Exercise prompt →
From the data that follows, copy every line holding the string "Processing".
::::::::
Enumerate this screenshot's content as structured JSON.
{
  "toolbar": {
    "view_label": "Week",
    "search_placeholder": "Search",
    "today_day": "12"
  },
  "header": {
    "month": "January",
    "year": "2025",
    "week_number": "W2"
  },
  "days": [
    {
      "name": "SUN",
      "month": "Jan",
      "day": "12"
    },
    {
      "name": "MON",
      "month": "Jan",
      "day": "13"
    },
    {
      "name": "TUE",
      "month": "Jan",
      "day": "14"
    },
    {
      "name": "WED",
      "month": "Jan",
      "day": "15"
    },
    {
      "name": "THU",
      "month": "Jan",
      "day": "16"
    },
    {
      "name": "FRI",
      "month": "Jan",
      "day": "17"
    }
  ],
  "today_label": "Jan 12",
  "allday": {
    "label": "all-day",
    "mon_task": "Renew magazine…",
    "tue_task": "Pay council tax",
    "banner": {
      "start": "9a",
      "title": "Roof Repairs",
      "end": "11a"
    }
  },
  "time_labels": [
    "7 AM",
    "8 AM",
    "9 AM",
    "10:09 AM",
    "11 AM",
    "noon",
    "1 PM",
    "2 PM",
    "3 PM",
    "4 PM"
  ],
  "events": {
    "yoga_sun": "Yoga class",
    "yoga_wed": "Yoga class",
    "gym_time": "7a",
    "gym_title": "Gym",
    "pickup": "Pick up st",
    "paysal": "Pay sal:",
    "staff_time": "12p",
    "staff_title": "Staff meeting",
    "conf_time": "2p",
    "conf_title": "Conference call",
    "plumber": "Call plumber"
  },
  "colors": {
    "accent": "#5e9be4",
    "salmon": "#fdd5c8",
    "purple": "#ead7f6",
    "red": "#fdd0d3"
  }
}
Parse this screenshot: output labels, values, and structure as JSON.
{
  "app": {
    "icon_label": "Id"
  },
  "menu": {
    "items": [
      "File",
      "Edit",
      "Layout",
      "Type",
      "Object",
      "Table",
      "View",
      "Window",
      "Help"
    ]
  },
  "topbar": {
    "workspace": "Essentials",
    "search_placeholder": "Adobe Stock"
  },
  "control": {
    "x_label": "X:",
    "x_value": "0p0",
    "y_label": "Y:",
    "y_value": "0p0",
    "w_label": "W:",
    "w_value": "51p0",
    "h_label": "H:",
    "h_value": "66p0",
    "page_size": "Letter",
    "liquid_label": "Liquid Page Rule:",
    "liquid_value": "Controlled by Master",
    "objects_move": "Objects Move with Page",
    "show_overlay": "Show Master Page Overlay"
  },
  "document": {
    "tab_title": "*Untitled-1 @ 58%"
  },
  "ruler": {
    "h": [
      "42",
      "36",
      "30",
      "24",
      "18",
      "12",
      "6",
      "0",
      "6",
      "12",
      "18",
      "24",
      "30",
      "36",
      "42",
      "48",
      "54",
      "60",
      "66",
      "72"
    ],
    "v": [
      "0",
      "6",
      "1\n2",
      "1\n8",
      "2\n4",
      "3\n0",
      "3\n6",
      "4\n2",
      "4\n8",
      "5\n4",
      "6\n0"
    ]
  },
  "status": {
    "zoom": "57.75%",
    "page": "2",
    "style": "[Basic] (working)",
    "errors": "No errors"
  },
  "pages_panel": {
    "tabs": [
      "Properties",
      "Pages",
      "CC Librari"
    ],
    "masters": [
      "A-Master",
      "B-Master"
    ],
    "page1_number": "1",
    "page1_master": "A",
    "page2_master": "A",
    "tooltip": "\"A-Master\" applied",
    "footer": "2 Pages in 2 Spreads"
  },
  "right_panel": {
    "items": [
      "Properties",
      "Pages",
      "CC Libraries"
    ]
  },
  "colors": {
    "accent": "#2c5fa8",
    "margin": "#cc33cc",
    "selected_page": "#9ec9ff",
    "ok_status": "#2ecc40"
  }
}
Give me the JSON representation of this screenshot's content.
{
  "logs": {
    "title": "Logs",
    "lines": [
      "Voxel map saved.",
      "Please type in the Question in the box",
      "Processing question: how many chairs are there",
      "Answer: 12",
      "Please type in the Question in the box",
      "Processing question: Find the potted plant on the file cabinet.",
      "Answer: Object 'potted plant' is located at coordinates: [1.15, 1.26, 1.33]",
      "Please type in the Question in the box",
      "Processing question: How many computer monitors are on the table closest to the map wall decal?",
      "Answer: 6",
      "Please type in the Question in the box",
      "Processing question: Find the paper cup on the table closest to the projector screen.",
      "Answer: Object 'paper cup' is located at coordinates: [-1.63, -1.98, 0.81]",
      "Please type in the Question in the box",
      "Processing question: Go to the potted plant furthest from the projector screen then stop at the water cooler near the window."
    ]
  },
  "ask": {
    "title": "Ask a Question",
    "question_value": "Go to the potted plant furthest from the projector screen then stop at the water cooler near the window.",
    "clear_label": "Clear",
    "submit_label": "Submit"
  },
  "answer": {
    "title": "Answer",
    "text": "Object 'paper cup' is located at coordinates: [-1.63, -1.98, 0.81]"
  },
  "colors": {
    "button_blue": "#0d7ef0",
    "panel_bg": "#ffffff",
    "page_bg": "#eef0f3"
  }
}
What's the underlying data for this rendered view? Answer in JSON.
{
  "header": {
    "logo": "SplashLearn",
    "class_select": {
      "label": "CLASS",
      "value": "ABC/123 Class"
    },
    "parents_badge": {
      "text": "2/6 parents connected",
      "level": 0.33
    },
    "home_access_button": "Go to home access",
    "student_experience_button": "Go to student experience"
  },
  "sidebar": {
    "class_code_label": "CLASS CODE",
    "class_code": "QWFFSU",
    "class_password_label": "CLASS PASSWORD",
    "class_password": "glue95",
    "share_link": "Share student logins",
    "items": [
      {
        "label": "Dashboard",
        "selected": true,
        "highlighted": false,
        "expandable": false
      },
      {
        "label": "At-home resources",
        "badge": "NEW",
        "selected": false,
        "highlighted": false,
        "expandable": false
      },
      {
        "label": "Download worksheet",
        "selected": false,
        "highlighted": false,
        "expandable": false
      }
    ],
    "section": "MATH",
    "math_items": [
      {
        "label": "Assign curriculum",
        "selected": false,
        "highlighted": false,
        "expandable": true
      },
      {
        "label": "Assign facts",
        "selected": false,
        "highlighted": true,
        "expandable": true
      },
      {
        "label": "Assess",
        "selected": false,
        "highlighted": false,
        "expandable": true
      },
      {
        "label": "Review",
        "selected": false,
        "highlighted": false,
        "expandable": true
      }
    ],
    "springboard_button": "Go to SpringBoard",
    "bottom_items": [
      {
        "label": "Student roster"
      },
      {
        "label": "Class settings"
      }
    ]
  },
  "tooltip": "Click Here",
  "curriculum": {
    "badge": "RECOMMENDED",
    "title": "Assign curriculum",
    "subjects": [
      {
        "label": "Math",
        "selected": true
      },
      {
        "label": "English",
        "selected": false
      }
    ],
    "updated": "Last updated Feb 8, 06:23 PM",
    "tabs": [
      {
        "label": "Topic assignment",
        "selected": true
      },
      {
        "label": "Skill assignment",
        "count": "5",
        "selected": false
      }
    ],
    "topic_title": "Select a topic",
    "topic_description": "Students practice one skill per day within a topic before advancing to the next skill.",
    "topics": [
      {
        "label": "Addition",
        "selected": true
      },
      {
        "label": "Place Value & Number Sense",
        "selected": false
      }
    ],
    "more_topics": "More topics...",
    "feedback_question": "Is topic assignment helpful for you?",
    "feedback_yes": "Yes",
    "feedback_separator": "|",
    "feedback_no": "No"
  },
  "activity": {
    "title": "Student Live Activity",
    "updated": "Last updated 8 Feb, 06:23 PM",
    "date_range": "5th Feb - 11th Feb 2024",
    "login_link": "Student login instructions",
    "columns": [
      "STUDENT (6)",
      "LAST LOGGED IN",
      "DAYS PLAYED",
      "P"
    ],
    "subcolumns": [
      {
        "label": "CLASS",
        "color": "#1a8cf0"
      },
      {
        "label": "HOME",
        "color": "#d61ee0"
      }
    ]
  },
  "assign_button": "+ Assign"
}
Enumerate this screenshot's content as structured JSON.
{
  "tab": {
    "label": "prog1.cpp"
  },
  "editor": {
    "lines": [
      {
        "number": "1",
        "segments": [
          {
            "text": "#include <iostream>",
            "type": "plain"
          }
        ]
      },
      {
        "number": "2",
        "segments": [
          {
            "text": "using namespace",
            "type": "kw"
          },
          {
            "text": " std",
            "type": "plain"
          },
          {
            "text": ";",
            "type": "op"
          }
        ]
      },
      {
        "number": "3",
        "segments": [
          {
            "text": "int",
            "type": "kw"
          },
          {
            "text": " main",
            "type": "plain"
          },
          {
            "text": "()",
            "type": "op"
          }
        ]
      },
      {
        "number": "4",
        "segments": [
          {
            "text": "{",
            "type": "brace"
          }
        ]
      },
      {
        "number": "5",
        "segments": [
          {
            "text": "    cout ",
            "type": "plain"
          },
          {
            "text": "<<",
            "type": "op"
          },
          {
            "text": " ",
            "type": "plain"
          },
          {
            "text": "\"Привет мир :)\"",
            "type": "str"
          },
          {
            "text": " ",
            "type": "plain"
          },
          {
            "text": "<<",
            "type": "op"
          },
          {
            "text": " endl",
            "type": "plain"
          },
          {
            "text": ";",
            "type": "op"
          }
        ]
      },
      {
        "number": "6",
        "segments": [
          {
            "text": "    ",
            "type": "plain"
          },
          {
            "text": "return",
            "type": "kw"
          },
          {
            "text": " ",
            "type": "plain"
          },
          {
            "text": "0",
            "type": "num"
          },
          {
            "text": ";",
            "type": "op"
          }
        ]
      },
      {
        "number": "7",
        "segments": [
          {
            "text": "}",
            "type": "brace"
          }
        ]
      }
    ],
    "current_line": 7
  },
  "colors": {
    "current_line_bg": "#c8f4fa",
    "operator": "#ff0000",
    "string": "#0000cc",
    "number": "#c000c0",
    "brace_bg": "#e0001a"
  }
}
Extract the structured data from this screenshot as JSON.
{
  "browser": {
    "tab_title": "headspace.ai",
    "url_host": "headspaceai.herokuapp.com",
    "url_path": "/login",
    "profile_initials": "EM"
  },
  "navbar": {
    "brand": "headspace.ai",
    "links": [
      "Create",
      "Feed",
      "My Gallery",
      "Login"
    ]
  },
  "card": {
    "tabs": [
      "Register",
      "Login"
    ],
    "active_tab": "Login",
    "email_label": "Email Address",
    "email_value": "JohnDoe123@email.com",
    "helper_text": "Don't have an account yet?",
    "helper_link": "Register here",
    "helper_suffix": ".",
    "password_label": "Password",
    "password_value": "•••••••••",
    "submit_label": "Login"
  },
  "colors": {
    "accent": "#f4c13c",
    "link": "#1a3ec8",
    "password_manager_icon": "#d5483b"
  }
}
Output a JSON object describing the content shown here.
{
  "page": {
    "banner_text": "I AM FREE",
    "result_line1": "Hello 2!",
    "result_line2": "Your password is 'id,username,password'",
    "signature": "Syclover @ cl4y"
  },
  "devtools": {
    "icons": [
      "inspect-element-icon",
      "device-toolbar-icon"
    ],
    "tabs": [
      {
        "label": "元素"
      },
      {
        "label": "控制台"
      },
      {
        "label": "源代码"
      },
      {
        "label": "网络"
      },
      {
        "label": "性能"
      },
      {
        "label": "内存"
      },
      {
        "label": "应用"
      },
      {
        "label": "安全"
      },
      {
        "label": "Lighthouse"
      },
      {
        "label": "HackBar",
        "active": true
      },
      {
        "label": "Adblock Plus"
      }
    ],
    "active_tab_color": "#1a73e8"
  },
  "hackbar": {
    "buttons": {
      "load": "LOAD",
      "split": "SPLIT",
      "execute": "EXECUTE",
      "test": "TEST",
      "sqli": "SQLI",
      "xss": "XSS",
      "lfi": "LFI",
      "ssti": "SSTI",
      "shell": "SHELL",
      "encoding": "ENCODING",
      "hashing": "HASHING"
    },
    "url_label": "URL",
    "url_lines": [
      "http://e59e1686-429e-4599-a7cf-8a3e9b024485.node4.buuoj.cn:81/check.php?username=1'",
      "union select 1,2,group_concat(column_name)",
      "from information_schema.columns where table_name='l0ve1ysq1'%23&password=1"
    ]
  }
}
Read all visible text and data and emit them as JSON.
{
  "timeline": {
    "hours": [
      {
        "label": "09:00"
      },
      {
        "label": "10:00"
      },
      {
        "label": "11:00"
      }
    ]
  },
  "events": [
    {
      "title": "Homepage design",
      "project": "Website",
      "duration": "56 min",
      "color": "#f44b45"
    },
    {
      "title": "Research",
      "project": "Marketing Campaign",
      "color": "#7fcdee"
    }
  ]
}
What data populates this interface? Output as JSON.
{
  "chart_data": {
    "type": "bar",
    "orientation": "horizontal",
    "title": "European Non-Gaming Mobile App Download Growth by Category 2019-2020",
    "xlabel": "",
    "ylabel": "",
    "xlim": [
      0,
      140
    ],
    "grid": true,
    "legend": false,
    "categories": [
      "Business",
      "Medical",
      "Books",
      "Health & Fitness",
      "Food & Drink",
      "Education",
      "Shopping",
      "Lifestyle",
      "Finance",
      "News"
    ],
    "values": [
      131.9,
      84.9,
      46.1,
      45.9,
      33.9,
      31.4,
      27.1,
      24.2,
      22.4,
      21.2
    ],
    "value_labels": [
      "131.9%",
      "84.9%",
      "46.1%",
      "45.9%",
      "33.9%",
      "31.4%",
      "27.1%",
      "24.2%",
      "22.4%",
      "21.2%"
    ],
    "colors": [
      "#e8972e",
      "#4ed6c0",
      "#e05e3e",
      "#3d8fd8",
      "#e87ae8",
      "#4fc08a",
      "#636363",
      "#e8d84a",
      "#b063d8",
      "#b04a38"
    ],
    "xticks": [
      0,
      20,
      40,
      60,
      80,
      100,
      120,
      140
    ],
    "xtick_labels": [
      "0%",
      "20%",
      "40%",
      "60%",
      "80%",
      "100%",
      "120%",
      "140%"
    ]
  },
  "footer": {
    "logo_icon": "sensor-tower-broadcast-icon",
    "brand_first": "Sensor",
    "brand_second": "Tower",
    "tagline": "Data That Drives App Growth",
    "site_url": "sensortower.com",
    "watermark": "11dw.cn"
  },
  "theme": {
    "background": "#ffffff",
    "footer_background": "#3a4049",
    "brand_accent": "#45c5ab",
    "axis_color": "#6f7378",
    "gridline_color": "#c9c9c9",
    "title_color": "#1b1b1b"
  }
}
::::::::
Result of this task →
      "Processing question: how many chairs are there",
      "Processing question: Find the potted plant on the file cabinet.",
      "Processing question: How many computer monitors are on the table closest to the map wall decal?",
      "Processing question: Find the paper cup on the table closest to the projector screen.",
      "Processing question: Go to the potted plant furthest from the projector screen then stop at the water cooler near the window."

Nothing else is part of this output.